A drop in GDP is among the economic and development impacts of the Covid-19 pandemic, a report from the IMF has revealed.
Sub-Saharan Africa is under threat from unprecedented health and economic crisis due to the Covid-19 pandemic, according to a report by the International Monetary Fund (IMF).
With 7,800 cases across 43 Sub-Saharan countries, as of 13 April, and the number still rising, some major African economies have already been hit, led by South Africa, Cameroon and Burkina Faso, and a further impact on vulnerable groups, including informal workers, and smaller businesses, expected.
“All indications are that the Covid-19 pandemic will exact a heavy human toll and cause an acute economic crisis,” said IMF Africa department director Abebe Aemro Selassie, in a statement.
“The region is facing plummeting global growth, tighter financial conditions, a sharp decline in key export prices, and severe disruptions to economic activity from the measures that have had to be adopted to limit the viral outbreak.”
The region’s GDP will shrink, with the report, Regional Economic Outlook: Sub-Saharan Africa, projecting growth of -1.6%, the worst performance on record and a 5.2% drop from what was previously predicted for 2020. Per capita income, meanhwile, will drop an average 3.9%.
Aside from threatening livelihoods, Selassie added, “the pandemic is reaching the continent at a time when many countries have little room for manoeuvre in their budgets, making it more difficult for policymakers to respond”.
Selassie called for the prioritisation of public health spending, followed by financial support to vulnerable households, particularly informal workers and at-risk industries:
“The ability of countries to mount an adequate response will depend in large part on their access to concessional funding from the international community.”
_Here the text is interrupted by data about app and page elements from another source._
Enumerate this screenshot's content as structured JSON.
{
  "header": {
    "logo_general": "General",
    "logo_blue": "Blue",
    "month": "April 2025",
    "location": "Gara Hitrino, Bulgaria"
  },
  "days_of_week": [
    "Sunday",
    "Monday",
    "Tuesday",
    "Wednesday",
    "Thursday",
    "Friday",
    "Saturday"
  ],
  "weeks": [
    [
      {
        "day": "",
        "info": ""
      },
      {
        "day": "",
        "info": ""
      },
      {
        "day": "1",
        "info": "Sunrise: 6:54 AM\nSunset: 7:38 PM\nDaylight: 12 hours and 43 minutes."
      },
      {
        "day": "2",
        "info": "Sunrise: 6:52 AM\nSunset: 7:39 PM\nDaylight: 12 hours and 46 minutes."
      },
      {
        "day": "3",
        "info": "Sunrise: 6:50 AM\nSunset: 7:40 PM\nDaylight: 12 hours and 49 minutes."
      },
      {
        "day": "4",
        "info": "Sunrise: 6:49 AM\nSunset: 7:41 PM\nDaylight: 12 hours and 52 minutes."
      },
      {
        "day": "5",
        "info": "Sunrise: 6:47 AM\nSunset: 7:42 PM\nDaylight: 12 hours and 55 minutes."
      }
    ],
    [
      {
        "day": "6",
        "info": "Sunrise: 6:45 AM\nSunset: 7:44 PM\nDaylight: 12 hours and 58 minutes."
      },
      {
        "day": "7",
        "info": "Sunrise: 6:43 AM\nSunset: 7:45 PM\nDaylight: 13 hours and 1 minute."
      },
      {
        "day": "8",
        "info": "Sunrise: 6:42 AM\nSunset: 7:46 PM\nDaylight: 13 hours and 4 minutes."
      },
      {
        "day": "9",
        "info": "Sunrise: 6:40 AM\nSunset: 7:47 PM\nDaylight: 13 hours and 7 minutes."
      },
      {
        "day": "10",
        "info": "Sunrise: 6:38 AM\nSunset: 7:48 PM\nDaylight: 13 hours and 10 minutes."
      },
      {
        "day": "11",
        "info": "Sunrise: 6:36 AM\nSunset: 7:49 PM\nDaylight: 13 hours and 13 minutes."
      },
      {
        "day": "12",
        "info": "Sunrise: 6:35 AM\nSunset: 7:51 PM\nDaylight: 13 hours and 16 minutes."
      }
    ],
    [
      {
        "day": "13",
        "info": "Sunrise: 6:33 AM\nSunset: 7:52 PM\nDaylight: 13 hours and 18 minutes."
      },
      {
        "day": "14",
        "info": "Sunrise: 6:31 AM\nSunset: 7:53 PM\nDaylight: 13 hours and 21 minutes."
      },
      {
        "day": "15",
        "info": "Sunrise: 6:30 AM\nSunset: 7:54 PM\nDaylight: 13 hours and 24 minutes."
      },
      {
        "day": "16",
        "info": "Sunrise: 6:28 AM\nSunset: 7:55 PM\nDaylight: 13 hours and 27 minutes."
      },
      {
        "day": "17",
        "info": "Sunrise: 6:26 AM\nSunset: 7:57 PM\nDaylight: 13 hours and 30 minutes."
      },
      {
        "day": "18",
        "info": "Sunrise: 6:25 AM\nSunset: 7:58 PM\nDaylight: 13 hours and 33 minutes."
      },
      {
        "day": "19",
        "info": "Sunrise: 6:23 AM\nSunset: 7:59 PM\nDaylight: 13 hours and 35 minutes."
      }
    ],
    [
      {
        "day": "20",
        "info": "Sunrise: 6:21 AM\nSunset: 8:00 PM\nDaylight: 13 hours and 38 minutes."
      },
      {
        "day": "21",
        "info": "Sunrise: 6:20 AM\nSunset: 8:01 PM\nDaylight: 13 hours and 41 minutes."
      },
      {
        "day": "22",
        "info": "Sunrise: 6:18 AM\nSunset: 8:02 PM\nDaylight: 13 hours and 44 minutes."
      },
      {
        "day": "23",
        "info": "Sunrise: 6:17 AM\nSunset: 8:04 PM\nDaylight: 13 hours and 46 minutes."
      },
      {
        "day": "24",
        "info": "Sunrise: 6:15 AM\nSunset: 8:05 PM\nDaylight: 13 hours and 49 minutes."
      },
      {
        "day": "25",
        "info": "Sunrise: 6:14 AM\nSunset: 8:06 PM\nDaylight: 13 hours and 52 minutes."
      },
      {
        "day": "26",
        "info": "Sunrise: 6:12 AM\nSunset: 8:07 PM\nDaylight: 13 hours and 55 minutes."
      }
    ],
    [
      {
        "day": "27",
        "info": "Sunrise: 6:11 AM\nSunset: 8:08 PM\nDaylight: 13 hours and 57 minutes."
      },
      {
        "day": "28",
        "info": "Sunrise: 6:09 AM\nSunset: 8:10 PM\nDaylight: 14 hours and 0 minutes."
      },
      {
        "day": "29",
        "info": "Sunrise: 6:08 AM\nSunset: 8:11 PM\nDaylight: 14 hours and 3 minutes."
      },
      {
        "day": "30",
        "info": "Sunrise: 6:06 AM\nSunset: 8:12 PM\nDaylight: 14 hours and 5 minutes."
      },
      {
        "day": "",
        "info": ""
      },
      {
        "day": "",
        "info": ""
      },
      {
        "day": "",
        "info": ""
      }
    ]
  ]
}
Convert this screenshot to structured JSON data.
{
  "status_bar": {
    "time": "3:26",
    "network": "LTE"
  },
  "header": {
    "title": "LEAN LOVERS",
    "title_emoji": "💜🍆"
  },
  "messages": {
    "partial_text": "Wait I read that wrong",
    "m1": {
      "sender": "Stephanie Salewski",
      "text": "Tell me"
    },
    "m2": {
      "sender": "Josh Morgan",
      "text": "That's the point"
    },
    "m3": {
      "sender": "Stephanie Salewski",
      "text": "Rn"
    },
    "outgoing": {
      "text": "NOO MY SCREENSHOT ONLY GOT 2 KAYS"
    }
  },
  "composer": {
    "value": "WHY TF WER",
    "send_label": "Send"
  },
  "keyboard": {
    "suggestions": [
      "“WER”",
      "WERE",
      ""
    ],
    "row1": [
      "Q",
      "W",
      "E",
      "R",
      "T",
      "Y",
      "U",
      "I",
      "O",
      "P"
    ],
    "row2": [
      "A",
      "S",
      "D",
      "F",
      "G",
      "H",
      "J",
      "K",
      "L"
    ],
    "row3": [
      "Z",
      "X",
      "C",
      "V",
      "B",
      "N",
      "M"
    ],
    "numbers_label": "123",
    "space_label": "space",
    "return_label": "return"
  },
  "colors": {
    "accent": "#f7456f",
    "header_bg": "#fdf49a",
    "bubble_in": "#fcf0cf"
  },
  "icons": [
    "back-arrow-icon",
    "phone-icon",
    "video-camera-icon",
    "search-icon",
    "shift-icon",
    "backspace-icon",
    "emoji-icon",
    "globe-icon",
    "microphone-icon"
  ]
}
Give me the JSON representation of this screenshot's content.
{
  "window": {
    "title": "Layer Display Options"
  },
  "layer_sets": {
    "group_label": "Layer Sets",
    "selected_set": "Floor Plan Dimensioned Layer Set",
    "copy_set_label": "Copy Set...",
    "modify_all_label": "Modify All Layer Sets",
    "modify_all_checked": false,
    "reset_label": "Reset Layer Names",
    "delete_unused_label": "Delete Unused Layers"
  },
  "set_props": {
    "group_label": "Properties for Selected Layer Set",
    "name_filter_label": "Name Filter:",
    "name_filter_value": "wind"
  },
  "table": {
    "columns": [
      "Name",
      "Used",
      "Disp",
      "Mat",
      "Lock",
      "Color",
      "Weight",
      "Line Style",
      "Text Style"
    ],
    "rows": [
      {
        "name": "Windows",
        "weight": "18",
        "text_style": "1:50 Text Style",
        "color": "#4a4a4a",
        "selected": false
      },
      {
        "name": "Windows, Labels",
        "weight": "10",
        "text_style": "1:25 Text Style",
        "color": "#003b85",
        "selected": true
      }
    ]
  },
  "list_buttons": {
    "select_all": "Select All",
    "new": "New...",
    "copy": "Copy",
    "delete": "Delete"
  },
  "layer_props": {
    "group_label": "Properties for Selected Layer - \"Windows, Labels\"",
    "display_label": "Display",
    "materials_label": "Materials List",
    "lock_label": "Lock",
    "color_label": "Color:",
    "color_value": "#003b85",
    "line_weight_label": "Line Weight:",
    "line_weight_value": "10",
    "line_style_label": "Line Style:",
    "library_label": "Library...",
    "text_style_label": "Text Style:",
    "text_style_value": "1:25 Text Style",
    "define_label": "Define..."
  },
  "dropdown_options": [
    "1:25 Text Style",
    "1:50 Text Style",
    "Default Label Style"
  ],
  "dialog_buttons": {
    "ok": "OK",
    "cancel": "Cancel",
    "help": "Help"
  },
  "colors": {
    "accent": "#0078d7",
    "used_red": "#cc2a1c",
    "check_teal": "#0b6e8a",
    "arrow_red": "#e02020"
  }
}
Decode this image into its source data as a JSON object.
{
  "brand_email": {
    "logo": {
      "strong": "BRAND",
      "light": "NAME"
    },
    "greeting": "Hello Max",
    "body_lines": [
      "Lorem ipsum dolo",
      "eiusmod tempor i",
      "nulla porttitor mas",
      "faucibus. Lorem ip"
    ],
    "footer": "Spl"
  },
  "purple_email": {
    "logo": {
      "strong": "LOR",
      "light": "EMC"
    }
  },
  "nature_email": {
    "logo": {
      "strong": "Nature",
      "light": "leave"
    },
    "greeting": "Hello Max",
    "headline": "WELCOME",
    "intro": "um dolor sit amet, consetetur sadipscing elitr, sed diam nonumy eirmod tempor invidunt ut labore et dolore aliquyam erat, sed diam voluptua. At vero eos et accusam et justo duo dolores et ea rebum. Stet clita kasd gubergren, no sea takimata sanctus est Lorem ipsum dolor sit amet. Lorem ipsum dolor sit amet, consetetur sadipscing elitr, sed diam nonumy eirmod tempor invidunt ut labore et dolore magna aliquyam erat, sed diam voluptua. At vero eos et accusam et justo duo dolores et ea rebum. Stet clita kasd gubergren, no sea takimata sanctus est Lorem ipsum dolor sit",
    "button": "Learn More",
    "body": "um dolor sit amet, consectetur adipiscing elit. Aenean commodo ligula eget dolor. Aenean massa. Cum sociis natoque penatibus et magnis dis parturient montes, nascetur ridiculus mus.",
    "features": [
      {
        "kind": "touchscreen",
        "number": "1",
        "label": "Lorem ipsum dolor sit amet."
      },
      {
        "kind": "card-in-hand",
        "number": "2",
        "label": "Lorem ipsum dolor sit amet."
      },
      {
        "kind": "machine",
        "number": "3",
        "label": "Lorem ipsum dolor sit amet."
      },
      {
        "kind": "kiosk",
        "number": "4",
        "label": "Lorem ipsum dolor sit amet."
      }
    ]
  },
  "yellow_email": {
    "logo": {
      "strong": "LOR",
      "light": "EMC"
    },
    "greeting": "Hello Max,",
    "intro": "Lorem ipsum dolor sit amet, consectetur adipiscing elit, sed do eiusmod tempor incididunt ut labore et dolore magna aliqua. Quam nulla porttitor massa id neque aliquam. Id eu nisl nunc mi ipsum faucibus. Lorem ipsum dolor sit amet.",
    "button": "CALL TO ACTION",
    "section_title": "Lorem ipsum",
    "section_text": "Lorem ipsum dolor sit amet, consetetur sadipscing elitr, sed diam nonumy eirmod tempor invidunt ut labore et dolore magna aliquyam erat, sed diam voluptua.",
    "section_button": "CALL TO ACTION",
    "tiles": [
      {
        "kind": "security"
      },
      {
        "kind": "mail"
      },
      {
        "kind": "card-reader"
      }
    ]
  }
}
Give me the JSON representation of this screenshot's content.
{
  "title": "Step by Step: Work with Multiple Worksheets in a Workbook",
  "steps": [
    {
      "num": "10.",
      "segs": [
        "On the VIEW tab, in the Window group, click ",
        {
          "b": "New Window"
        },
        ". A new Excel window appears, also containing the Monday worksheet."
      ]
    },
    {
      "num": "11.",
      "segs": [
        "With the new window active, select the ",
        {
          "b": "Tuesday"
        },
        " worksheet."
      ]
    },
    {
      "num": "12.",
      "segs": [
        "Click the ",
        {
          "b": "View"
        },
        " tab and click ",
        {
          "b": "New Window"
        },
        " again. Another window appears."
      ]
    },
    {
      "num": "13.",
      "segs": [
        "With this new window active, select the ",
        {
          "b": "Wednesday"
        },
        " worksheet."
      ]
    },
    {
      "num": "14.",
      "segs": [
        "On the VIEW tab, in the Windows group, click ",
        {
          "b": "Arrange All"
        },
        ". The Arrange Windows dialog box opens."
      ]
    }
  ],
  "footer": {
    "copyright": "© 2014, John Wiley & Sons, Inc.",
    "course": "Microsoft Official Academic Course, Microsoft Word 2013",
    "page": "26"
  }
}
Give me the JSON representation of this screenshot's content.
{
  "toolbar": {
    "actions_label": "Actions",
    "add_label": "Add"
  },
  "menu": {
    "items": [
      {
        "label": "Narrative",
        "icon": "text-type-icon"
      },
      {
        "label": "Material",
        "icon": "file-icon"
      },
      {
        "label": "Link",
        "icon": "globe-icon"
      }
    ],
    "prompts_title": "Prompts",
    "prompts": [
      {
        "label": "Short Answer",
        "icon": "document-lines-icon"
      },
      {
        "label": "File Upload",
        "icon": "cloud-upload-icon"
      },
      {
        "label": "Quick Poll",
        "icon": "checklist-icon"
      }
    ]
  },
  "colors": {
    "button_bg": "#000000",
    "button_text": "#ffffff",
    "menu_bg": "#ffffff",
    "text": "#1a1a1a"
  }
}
He also drew attention to the importance of policy and collaboration to supporting companies and jobs: “In support of these domestic measures, a coordinated effort by all development partners will be key.”
The IMF is working with financial institutions the World Bank and African Development Bank (AfDB), and developmental organisations World Health Organization and African Union
For its part, Selassie highlighted the USD 11 billion that has been provided to 32 countries in sub-Saharan Africa, with further support in the form of debt relief through the IMF Catastrophe Containment and Relief Trust and campaigning for further debt relief.
The IMF has provided financial support to countries including Morocco, Tunisia, Madagascar, Rwanda, Guinea, Gabon, Senegal, Ivory Coast and Central African Republic.
São Tomé and Príncipe, Cabo Verde, Democratic Republic of Congo, Comoros are among the latest countries to have received approval for IMF support.
AfDB meanwhile, has provide USD$10 to help its members fight the pandemic.